“All my friends thought I was absolutely insane for not having read it,” she said in a roundtable interview with the Wheel. “They were all so personally affected by it. It really is a moving and powerful book.”
Though Chbosky had envisioned a film version from the get-go, it wasn’t until much later in his career that he found the confidence to finally see his vision realized. The exact moment came at the end of his run on “Jericho.”
Despite the show’s cult following, the CBS program lived under constant threat of cancellation. Feeling drained and stressed from the proceedings, Chbosky wandered into a movie theater and found himself enchanted by the low-budget Irish musical “Once.”
“I thought, ‘God, they took 100,000 dollars and a video camera on the streets of Dublin and they moved me more than anything has in years,’” he said. “I thought, ‘Alright man, go back and do what you’re supposed to be doing.’”
Chief of all, however, Chbosky cites his wife in helping him find the emotional strength to move on with the project.
“Because this is such an emotional story for me, I needed her support and I needed to have a beautiful home to go to every night to pull this off,” he said.
Prior to the film’s release, Chbosky screened the movie for a packed audience at Atlanta’s own Plaza Theater. After the screening, he took the stage for a Q&A session to rapturous applause. Rather than asking questions, many audience members expressed their appreciation to Chbosky both for his book and the film.

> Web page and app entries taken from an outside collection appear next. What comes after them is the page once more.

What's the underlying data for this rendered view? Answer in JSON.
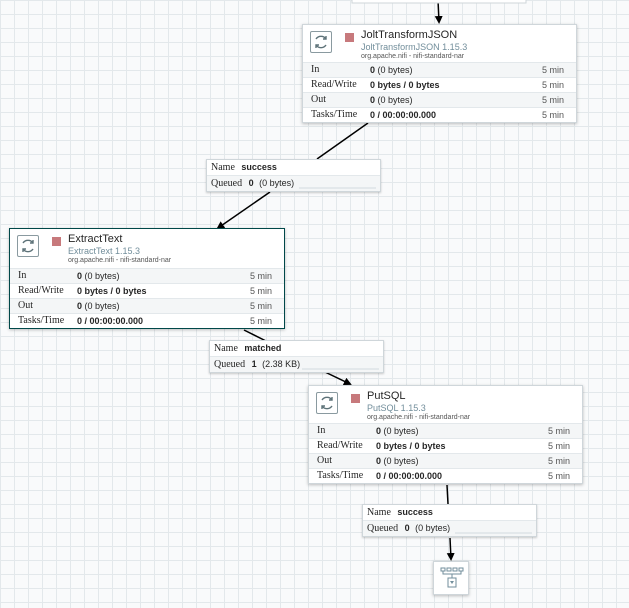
{
  "processors": [
    {
      "id": "jolt",
      "name": "JoltTransformJSON",
      "type": "JoltTransformJSON 1.15.3",
      "bundle": "org.apache.nifi - nifi-standard-nar",
      "status_color": "#c7797c",
      "stats": {
        "in": {
          "label": "In",
          "count": "0",
          "detail": "(0 bytes)",
          "window": "5 min"
        },
        "rw": {
          "label": "Read/Write",
          "value": "0 bytes / 0 bytes",
          "window": "5 min"
        },
        "out": {
          "label": "Out",
          "count": "0",
          "detail": "(0 bytes)",
          "window": "5 min"
        },
        "tasks": {
          "label": "Tasks/Time",
          "value": "0 / 00:00:00.000",
          "window": "5 min"
        }
      }
    },
    {
      "id": "extract",
      "name": "ExtractText",
      "type": "ExtractText 1.15.3",
      "bundle": "org.apache.nifi - nifi-standard-nar",
      "status_color": "#c7797c",
      "stats": {
        "in": {
          "label": "In",
          "count": "0",
          "detail": "(0 bytes)",
          "window": "5 min"
        },
        "rw": {
          "label": "Read/Write",
          "value": "0 bytes / 0 bytes",
          "window": "5 min"
        },
        "out": {
          "label": "Out",
          "count": "0",
          "detail": "(0 bytes)",
          "window": "5 min"
        },
        "tasks": {
          "label": "Tasks/Time",
          "value": "0 / 00:00:00.000",
          "window": "5 min"
        }
      }
    },
    {
      "id": "putsql",
      "name": "PutSQL",
      "type": "PutSQL 1.15.3",
      "bundle": "org.apache.nifi - nifi-standard-nar",
      "status_color": "#c7797c",
      "stats": {
        "in": {
          "label": "In",
          "count": "0",
          "detail": "(0 bytes)",
          "window": "5 min"
        },
        "rw": {
          "label": "Read/Write",
          "value": "0 bytes / 0 bytes",
          "window": "5 min"
        },
        "out": {
          "label": "Out",
          "count": "0",
          "detail": "(0 bytes)",
          "window": "5 min"
        },
        "tasks": {
          "label": "Tasks/Time",
          "value": "0 / 00:00:00.000",
          "window": "5 min"
        }
      }
    }
  ],
  "connections": [
    {
      "name_key": "Name",
      "name": "success",
      "queued_key": "Queued",
      "queued_count": "0",
      "queued_size": "(0 bytes)"
    },
    {
      "name_key": "Name",
      "name": "matched",
      "queued_key": "Queued",
      "queued_count": "1",
      "queued_size": "(2.38 KB)"
    },
    {
      "name_key": "Name",
      "name": "success",
      "queued_key": "Queued",
      "queued_count": "0",
      "queued_size": "(0 bytes)"
    }
  ],
  "icons": {
    "processor": "processor-icon",
    "funnel": "funnel-icon"
  },
  "colors": {
    "canvas": "#f9fafb",
    "grid": "#e3e8eb",
    "stopped": "#c7797c",
    "selected_border": "#004849",
    "type_text": "#728e9b"
  }
}
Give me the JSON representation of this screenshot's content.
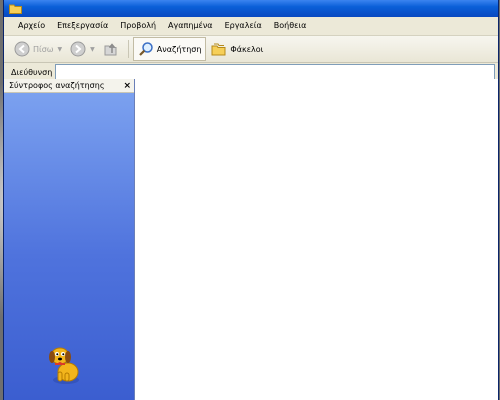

One woman claimed that the book encouraged her to finish her own memoirs. Yet another claimed the book profoundly affected him as a teenager and, as a teacher, he now assigns it to his students. On behalf of his class, the man even presented Chbosky with a mixed CD of songs inspired by Charlie’s story.
During the Q&A, Chbosky went into detail about the film’s production, including his determination in securing the film a PG-13 rating. Aware of his book’s influence among teenagers, he wanted to make sure that the film’s targeted audience would have the chance to see the film. For him, this meant meticulously looking through the MPAA rating system and adjusting the film as such.
As the film makes its way into theaters, Chbosky expresses immense satisfaction with the final product, calling it “the definitive” version of Perks. Yet, despite his excitement with its quality, the film’s release comes with a sense of relief.
With one of his long-term projects finally seeing the light of day, Chbosky now feels that he can now move on to other things in his life.
“There’s so many images that had been in my mind for years and now they’re out. They’re on the screen, they’re not in my head anymore and now I’m free,” he said. “I have more room to be a good husband and father. It’s the greatest feeling in the world.”
— By Mark Rozeman